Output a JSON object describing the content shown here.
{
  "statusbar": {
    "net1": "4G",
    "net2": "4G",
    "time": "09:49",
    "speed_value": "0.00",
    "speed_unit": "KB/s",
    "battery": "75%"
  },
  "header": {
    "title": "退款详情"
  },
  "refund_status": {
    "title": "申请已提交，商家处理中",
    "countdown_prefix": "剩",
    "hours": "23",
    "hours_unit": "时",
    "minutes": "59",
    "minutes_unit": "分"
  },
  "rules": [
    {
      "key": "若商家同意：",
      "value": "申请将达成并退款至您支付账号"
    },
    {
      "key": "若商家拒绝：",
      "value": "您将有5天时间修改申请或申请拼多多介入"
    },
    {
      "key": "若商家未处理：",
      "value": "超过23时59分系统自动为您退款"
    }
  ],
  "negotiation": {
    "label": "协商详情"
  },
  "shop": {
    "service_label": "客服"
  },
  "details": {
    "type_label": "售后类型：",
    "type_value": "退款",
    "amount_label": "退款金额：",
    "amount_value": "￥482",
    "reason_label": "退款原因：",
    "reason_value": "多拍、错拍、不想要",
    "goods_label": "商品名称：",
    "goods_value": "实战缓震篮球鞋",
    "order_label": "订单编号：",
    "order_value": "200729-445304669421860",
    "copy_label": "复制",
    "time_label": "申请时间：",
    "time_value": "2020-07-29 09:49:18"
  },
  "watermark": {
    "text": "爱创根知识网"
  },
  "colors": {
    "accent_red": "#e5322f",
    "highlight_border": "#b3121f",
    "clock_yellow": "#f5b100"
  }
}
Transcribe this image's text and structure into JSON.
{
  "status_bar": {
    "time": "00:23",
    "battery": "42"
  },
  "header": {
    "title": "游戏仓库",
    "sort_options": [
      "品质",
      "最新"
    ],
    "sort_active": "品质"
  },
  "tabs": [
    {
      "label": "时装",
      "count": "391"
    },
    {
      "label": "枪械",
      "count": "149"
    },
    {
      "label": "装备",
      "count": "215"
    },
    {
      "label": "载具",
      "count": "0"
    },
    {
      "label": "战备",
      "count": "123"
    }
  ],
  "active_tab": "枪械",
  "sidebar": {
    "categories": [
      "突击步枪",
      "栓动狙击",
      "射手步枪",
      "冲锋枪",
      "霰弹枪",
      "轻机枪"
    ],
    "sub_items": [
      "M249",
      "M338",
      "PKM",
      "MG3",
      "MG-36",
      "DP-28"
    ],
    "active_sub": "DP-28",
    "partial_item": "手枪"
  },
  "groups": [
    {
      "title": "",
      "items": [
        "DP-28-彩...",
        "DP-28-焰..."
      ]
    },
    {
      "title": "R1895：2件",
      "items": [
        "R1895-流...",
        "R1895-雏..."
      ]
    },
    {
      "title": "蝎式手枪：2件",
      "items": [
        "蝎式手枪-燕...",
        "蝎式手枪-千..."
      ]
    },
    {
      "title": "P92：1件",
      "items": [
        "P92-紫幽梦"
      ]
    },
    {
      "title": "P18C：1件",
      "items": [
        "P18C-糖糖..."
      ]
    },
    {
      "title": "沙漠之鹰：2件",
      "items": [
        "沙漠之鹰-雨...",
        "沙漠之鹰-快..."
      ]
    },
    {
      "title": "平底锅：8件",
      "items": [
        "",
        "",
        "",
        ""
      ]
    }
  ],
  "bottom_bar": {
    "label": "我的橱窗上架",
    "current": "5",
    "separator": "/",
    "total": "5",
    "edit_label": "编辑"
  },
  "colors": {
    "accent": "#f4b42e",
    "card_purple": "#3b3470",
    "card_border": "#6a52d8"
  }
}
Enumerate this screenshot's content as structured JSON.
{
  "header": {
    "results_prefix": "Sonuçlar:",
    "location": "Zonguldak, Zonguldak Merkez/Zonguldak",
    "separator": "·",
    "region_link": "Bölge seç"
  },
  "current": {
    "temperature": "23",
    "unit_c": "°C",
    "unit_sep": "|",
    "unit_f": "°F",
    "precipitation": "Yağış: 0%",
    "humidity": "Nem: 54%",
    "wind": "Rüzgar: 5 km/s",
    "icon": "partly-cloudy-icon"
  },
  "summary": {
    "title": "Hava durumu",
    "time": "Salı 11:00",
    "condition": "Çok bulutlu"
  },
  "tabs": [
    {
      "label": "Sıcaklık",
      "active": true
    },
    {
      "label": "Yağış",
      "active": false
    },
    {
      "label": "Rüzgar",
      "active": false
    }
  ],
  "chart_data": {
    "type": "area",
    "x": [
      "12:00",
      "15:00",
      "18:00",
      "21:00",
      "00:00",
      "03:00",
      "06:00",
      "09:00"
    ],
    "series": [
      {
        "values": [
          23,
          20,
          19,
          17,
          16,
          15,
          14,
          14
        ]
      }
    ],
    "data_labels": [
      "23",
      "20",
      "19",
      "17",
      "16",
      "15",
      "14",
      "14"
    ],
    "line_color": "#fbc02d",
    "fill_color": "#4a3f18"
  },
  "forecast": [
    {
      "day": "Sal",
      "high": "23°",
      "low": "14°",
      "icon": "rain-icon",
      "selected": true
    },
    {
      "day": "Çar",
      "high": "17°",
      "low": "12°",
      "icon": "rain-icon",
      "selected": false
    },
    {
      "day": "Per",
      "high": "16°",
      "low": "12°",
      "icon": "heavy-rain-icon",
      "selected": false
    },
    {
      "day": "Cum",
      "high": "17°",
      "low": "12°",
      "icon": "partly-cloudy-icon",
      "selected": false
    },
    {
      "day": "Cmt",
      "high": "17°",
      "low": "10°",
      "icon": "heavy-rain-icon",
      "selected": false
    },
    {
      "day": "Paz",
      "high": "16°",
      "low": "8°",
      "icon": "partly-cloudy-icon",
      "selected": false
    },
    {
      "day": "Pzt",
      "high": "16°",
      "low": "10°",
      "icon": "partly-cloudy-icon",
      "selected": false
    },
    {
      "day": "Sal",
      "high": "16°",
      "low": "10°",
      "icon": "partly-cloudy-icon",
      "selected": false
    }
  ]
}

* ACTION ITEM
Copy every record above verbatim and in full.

* TASK OUTPUT
Output a JSON object describing the content shown here.
{
  "statusbar": {
    "net1": "4G",
    "net2": "4G",
    "time": "09:49",
    "speed_value": "0.00",
    "speed_unit": "KB/s",
    "battery": "75%"
  },
  "header": {
    "title": "退款详情"
  },
  "refund_status": {
    "title": "申请已提交，商家处理中",
    "countdown_prefix": "剩",
    "hours": "23",
    "hours_unit": "时",
    "minutes": "59",
    "minutes_unit": "分"
  },
  "rules": [
    {
      "key": "若商家同意：",
      "value": "申请将达成并退款至您支付账号"
    },
    {
      "key": "若商家拒绝：",
      "value": "您将有5天时间修改申请或申请拼多多介入"
    },
    {
      "key": "若商家未处理：",
      "value": "超过23时59分系统自动为您退款"
    }
  ],
  "negotiation": {
    "label": "协商详情"
  },
  "shop": {
    "service_label": "客服"
  },
  "details": {
    "type_label": "售后类型：",
    "type_value": "退款",
    "amount_label": "退款金额：",
    "amount_value": "￥482",
    "reason_label": "退款原因：",
    "reason_value": "多拍、错拍、不想要",
    "goods_label": "商品名称：",
    "goods_value": "实战缓震篮球鞋",
    "order_label": "订单编号：",
    "order_value": "200729-445304669421860",
    "copy_label": "复制",
    "time_label": "申请时间：",
    "time_value": "2020-07-29 09:49:18"
  },
  "watermark": {
    "text": "爱创根知识网"
  },
  "colors": {
    "accent_red": "#e5322f",
    "highlight_border": "#b3121f",
    "clock_yellow": "#f5b100"
  }
}
Transcribe this image's text and structure into JSON.
{
  "status_bar": {
    "time": "00:23",
    "battery": "42"
  },
  "header": {
    "title": "游戏仓库",
    "sort_options": [
      "品质",
      "最新"
    ],
    "sort_active": "品质"
  },
  "tabs": [
    {
      "label": "时装",
      "count": "391"
    },
    {
      "label": "枪械",
      "count": "149"
    },
    {
      "label": "装备",
      "count": "215"
    },
    {
      "label": "载具",
      "count": "0"
    },
    {
      "label": "战备",
      "count": "123"
    }
  ],
  "active_tab": "枪械",
  "sidebar": {
    "categories": [
      "突击步枪",
      "栓动狙击",
      "射手步枪",
      "冲锋枪",
      "霰弹枪",
      "轻机枪"
    ],
    "sub_items": [
      "M249",
      "M338",
      "PKM",
      "MG3",
      "MG-36",
      "DP-28"
    ],
    "active_sub": "DP-28",
    "partial_item": "手枪"
  },
  "groups": [
    {
      "title": "",
      "items": [
        "DP-28-彩...",
        "DP-28-焰..."
      ]
    },
    {
      "title": "R1895：2件",
      "items": [
        "R1895-流...",
        "R1895-雏..."
      ]
    },
    {
      "title": "蝎式手枪：2件",
      "items": [
        "蝎式手枪-燕...",
        "蝎式手枪-千..."
      ]
    },
    {
      "title": "P92：1件",
      "items": [
        "P92-紫幽梦"
      ]
    },
    {
      "title": "P18C：1件",
      "items": [
        "P18C-糖糖..."
      ]
    },
    {
      "title": "沙漠之鹰：2件",
      "items": [
        "沙漠之鹰-雨...",
        "沙漠之鹰-快..."
      ]
    },
    {
      "title": "平底锅：8件",
      "items": [
        "",
        "",
        "",
        ""
      ]
    }
  ],
  "bottom_bar": {
    "label": "我的橱窗上架",
    "current": "5",
    "separator": "/",
    "total": "5",
    "edit_label": "编辑"
  },
  "colors": {
    "accent": "#f4b42e",
    "card_purple": "#3b3470",
    "card_border": "#6a52d8"
  }
}
Enumerate this screenshot's content as structured JSON.
{
  "header": {
    "results_prefix": "Sonuçlar:",
    "location": "Zonguldak, Zonguldak Merkez/Zonguldak",
    "separator": "·",
    "region_link": "Bölge seç"
  },
  "current": {
    "temperature": "23",
    "unit_c": "°C",
    "unit_sep": "|",
    "unit_f": "°F",
    "precipitation": "Yağış: 0%",
    "humidity": "Nem: 54%",
    "wind": "Rüzgar: 5 km/s",
    "icon": "partly-cloudy-icon"
  },
  "summary": {
    "title": "Hava durumu",
    "time": "Salı 11:00",
    "condition": "Çok bulutlu"
  },
  "tabs": [
    {
      "label": "Sıcaklık",
      "active": true
    },
    {
      "label": "Yağış",
      "active": false
    },
    {
      "label": "Rüzgar",
      "active": false
    }
  ],
  "chart_data": {
    "type": "area",
    "x": [
      "12:00",
      "15:00",
      "18:00",
      "21:00",
      "00:00",
      "03:00",
      "06:00",
      "09:00"
    ],
    "series": [
      {
        "values": [
          23,
          20,
          19,
          17,
          16,
          15,
          14,
          14
        ]
      }
    ],
    "data_labels": [
      "23",
      "20",
      "19",
      "17",
      "16",
      "15",
      "14",
      "14"
    ],
    "line_color": "#fbc02d",
    "fill_color": "#4a3f18"
  },
  "forecast": [
    {
      "day": "Sal",
      "high": "23°",
      "low": "14°",
      "icon": "rain-icon",
      "selected": true
    },
    {
      "day": "Çar",
      "high": "17°",
      "low": "12°",
      "icon": "rain-icon",
      "selected": false
    },
    {
      "day": "Per",
      "high": "16°",
      "low": "12°",
      "icon": "heavy-rain-icon",
      "selected": false
    },
    {
      "day": "Cum",
      "high": "17°",
      "low": "12°",
      "icon": "partly-cloudy-icon",
      "selected": false
    },
    {
      "day": "Cmt",
      "high": "17°",
      "low": "10°",
      "icon": "heavy-rain-icon",
      "selected": false
    },
    {
      "day": "Paz",
      "high": "16°",
      "low": "8°",
      "icon": "partly-cloudy-icon",
      "selected": false
    },
    {
      "day": "Pzt",
      "high": "16°",
      "low": "10°",
      "icon": "partly-cloudy-icon",
      "selected": false
    },
    {
      "day": "Sal",
      "high": "16°",
      "low": "10°",
      "icon": "partly-cloudy-icon",
      "selected": false
    }
  ]
}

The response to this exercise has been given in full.